### PROBLEM STATEMENT
From the entries, return every line where the string "pixels" shows up.

### Website and app data records
═══
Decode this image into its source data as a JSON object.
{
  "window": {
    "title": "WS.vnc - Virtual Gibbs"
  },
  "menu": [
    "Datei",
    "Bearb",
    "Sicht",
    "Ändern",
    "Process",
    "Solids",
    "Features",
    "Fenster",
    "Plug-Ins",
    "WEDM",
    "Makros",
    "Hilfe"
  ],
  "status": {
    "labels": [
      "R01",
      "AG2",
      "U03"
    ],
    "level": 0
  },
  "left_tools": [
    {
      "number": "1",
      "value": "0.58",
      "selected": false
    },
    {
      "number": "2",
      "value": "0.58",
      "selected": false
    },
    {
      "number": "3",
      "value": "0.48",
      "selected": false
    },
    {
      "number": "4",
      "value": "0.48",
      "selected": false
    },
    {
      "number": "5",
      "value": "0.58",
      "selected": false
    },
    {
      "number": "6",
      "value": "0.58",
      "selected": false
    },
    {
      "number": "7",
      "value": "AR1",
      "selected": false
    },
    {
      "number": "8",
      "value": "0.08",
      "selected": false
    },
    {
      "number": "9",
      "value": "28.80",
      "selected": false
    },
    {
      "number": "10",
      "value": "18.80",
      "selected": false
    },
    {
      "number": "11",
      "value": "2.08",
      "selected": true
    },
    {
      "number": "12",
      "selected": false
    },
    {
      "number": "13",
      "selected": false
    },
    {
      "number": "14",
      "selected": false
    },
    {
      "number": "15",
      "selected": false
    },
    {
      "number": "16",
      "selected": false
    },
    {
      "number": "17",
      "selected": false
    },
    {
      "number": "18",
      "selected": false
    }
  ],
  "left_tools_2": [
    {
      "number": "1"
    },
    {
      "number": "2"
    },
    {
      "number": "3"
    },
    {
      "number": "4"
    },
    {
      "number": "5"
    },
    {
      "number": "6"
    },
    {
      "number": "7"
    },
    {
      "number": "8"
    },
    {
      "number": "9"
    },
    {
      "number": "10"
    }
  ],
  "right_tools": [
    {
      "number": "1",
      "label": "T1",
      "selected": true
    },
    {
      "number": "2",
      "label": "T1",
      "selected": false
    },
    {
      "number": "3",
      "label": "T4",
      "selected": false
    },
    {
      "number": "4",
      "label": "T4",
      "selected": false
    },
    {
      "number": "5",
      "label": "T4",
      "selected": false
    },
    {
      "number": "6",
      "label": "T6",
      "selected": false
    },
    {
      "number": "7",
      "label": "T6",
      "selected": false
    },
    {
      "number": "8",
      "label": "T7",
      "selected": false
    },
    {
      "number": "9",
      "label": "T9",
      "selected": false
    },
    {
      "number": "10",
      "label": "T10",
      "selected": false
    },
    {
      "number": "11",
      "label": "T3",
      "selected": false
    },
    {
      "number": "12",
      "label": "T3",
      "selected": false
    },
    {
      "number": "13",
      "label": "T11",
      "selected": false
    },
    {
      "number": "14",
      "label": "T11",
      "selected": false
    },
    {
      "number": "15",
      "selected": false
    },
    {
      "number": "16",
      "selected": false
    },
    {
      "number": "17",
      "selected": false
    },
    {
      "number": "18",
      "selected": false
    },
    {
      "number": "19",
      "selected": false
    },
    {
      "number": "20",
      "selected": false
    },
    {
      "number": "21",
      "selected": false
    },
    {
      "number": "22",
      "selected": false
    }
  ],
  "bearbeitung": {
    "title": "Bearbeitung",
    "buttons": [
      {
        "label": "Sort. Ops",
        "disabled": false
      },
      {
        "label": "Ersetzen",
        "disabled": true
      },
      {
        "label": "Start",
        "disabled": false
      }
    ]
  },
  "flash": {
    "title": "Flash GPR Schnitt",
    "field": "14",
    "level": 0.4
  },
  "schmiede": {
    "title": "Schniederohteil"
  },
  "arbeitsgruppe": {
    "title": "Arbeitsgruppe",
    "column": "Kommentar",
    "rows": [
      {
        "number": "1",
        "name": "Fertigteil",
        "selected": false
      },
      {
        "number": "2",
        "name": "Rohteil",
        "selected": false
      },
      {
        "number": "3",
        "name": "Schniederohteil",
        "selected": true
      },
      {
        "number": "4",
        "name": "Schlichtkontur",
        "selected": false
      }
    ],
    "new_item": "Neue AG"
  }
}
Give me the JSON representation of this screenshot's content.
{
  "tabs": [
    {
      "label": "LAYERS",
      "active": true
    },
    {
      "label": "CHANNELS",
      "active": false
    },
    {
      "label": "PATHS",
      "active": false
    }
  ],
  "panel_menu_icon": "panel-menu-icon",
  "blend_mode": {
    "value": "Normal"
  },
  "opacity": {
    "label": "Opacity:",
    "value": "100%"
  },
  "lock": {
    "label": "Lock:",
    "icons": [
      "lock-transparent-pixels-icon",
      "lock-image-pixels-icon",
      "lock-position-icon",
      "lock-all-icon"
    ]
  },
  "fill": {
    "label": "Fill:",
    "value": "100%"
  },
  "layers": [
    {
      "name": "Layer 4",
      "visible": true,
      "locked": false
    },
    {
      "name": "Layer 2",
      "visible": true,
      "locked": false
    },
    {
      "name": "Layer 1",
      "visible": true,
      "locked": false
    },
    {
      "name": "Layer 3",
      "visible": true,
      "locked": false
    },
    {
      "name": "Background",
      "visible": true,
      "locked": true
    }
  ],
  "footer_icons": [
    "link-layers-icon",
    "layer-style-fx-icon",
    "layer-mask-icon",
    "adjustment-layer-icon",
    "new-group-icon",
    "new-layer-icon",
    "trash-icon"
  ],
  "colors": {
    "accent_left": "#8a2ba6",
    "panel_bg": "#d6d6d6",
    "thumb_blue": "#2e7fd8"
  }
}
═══
### ANSWER AREA
      "lock-transparent-pixels-icon",
      "lock-image-pixels-icon",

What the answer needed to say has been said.